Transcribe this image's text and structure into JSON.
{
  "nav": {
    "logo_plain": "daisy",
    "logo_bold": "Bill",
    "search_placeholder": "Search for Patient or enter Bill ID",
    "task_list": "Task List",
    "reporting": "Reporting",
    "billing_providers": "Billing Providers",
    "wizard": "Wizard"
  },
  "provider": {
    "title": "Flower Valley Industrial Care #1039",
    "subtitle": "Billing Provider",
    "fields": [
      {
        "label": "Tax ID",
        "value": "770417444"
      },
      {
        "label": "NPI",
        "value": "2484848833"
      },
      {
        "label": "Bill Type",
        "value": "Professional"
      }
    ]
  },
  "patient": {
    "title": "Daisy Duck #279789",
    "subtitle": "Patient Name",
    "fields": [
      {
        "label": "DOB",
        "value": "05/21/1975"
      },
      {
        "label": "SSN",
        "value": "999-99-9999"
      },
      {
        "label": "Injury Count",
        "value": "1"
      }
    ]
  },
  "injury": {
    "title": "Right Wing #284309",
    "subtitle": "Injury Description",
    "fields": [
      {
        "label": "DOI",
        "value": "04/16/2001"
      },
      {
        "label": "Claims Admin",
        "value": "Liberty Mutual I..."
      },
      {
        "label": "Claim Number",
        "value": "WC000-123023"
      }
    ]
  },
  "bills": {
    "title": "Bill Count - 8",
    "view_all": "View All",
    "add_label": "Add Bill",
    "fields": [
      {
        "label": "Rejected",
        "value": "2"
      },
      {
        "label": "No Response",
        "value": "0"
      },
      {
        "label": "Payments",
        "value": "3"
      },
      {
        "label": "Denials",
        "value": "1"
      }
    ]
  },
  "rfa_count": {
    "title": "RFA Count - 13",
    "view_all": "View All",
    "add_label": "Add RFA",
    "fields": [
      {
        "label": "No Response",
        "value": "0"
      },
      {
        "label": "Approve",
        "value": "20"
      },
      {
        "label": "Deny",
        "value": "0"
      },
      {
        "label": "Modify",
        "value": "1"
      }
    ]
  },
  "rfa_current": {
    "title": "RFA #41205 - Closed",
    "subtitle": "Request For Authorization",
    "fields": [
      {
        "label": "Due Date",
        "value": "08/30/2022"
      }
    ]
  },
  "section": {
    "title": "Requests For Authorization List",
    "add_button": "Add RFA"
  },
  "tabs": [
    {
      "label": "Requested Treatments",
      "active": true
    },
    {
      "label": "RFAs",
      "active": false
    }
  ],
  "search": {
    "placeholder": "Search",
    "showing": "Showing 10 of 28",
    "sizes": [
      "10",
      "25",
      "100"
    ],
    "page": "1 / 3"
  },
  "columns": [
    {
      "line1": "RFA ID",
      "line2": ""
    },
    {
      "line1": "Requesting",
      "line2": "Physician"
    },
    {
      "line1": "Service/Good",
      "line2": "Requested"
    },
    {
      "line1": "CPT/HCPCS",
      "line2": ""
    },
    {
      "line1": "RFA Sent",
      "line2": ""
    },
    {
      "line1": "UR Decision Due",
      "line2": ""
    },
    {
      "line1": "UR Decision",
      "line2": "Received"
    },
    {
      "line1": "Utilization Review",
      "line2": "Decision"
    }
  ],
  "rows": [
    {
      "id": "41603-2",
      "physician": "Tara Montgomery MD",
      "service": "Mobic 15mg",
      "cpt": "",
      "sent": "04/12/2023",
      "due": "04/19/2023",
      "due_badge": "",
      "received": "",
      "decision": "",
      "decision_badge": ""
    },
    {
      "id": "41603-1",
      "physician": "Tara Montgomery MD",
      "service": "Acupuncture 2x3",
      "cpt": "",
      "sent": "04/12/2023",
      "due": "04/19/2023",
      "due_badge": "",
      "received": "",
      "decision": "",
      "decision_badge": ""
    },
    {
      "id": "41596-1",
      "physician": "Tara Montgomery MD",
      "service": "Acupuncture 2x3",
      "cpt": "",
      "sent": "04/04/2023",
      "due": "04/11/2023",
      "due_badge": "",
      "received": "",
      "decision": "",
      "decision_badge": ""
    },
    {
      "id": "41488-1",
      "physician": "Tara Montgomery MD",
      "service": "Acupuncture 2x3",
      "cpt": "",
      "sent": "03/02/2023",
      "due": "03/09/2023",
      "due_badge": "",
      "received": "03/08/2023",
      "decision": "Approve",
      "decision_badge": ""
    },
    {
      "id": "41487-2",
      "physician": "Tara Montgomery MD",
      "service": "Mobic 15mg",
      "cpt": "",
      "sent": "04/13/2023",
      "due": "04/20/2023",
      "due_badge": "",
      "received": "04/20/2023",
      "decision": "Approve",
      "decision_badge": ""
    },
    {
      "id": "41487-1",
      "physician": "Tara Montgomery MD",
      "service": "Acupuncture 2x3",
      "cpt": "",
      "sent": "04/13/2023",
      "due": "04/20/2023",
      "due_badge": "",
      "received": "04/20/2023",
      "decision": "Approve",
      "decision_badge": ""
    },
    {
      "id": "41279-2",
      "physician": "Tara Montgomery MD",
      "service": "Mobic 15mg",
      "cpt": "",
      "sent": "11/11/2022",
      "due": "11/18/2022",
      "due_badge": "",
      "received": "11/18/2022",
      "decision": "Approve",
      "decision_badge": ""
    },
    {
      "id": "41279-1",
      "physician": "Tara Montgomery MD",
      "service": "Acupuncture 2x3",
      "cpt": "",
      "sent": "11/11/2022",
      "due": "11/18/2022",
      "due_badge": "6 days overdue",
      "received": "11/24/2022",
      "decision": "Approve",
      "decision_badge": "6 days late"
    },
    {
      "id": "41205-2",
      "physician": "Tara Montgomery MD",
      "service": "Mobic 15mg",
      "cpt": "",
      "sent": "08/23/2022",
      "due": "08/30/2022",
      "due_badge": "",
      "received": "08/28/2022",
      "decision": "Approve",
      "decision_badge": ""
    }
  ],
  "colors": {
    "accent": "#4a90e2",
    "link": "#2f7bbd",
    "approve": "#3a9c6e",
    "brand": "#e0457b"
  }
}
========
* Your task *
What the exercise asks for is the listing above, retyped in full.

* Solution to the exercise *
Transcribe this image's text and structure into JSON.
{
  "nav": {
    "logo_plain": "daisy",
    "logo_bold": "Bill",
    "search_placeholder": "Search for Patient or enter Bill ID",
    "task_list": "Task List",
    "reporting": "Reporting",
    "billing_providers": "Billing Providers",
    "wizard": "Wizard"
  },
  "provider": {
    "title": "Flower Valley Industrial Care #1039",
    "subtitle": "Billing Provider",
    "fields": [
      {
        "label": "Tax ID",
        "value": "770417444"
      },
      {
        "label": "NPI",
        "value": "2484848833"
      },
      {
        "label": "Bill Type",
        "value": "Professional"
      }
    ]
  },
  "patient": {
    "title": "Daisy Duck #279789",
    "subtitle": "Patient Name",
    "fields": [
      {
        "label": "DOB",
        "value": "05/21/1975"
      },
      {
        "label": "SSN",
        "value": "999-99-9999"
      },
      {
        "label": "Injury Count",
        "value": "1"
      }
    ]
  },
  "injury": {
    "title": "Right Wing #284309",
    "subtitle": "Injury Description",
    "fields": [
      {
        "label": "DOI",
        "value": "04/16/2001"
      },
      {
        "label": "Claims Admin",
        "value": "Liberty Mutual I..."
      },
      {
        "label": "Claim Number",
        "value": "WC000-123023"
      }
    ]
  },
  "bills": {
    "title": "Bill Count - 8",
    "view_all": "View All",
    "add_label": "Add Bill",
    "fields": [
      {
        "label": "Rejected",
        "value": "2"
      },
      {
        "label": "No Response",
        "value": "0"
      },
      {
        "label": "Payments",
        "value": "3"
      },
      {
        "label": "Denials",
        "value": "1"
      }
    ]
  },
  "rfa_count": {
    "title": "RFA Count - 13",
    "view_all": "View All",
    "add_label": "Add RFA",
    "fields": [
      {
        "label": "No Response",
        "value": "0"
      },
      {
        "label": "Approve",
        "value": "20"
      },
      {
        "label": "Deny",
        "value": "0"
      },
      {
        "label": "Modify",
        "value": "1"
      }
    ]
  },
  "rfa_current": {
    "title": "RFA #41205 - Closed",
    "subtitle": "Request For Authorization",
    "fields": [
      {
        "label": "Due Date",
        "value": "08/30/2022"
      }
    ]
  },
  "section": {
    "title": "Requests For Authorization List",
    "add_button": "Add RFA"
  },
  "tabs": [
    {
      "label": "Requested Treatments",
      "active": true
    },
    {
      "label": "RFAs",
      "active": false
    }
  ],
  "search": {
    "placeholder": "Search",
    "showing": "Showing 10 of 28",
    "sizes": [
      "10",
      "25",
      "100"
    ],
    "page": "1 / 3"
  },
  "columns": [
    {
      "line1": "RFA ID",
      "line2": ""
    },
    {
      "line1": "Requesting",
      "line2": "Physician"
    },
    {
      "line1": "Service/Good",
      "line2": "Requested"
    },
    {
      "line1": "CPT/HCPCS",
      "line2": ""
    },
    {
      "line1": "RFA Sent",
      "line2": ""
    },
    {
      "line1": "UR Decision Due",
      "line2": ""
    },
    {
      "line1": "UR Decision",
      "line2": "Received"
    },
    {
      "line1": "Utilization Review",
      "line2": "Decision"
    }
  ],
  "rows": [
    {
      "id": "41603-2",
      "physician": "Tara Montgomery MD",
      "service": "Mobic 15mg",
      "cpt": "",
      "sent": "04/12/2023",
      "due": "04/19/2023",
      "due_badge": "",
      "received": "",
      "decision": "",
      "decision_badge": ""
    },
    {
      "id": "41603-1",
      "physician": "Tara Montgomery MD",
      "service": "Acupuncture 2x3",
      "cpt": "",
      "sent": "04/12/2023",
      "due": "04/19/2023",
      "due_badge": "",
      "received": "",
      "decision": "",
      "decision_badge": ""
    },
    {
      "id": "41596-1",
      "physician": "Tara Montgomery MD",
      "service": "Acupuncture 2x3",
      "cpt": "",
      "sent": "04/04/2023",
      "due": "04/11/2023",
      "due_badge": "",
      "received": "",
      "decision": "",
      "decision_badge": ""
    },
    {
      "id": "41488-1",
      "physician": "Tara Montgomery MD",
      "service": "Acupuncture 2x3",
      "cpt": "",
      "sent": "03/02/2023",
      "due": "03/09/2023",
      "due_badge": "",
      "received": "03/08/2023",
      "decision": "Approve",
      "decision_badge": ""
    },
    {
      "id": "41487-2",
      "physician": "Tara Montgomery MD",
      "service": "Mobic 15mg",
      "cpt": "",
      "sent": "04/13/2023",
      "due": "04/20/2023",
      "due_badge": "",
      "received": "04/20/2023",
      "decision": "Approve",
      "decision_badge": ""
    },
    {
      "id": "41487-1",
      "physician": "Tara Montgomery MD",
      "service": "Acupuncture 2x3",
      "cpt": "",
      "sent": "04/13/2023",
      "due": "04/20/2023",
      "due_badge": "",
      "received": "04/20/2023",
      "decision": "Approve",
      "decision_badge": ""
    },
    {
      "id": "41279-2",
      "physician": "Tara Montgomery MD",
      "service": "Mobic 15mg",
      "cpt": "",
      "sent": "11/11/2022",
      "due": "11/18/2022",
      "due_badge": "",
      "received": "11/18/2022",
      "decision": "Approve",
      "decision_badge": ""
    },
    {
      "id": "41279-1",
      "physician": "Tara Montgomery MD",
      "service": "Acupuncture 2x3",
      "cpt": "",
      "sent": "11/11/2022",
      "due": "11/18/2022",
      "due_badge": "6 days overdue",
      "received": "11/24/2022",
      "decision": "Approve",
      "decision_badge": "6 days late"
    },
    {
      "id": "41205-2",
      "physician": "Tara Montgomery MD",
      "service": "Mobic 15mg",
      "cpt": "",
      "sent": "08/23/2022",
      "due": "08/30/2022",
      "due_badge": "",
      "received": "08/28/2022",
      "decision": "Approve",
      "decision_badge": ""
    }
  ],
  "colors": {
    "accent": "#4a90e2",
    "link": "#2f7bbd",
    "approve": "#3a9c6e",
    "brand": "#e0457b"
  }
}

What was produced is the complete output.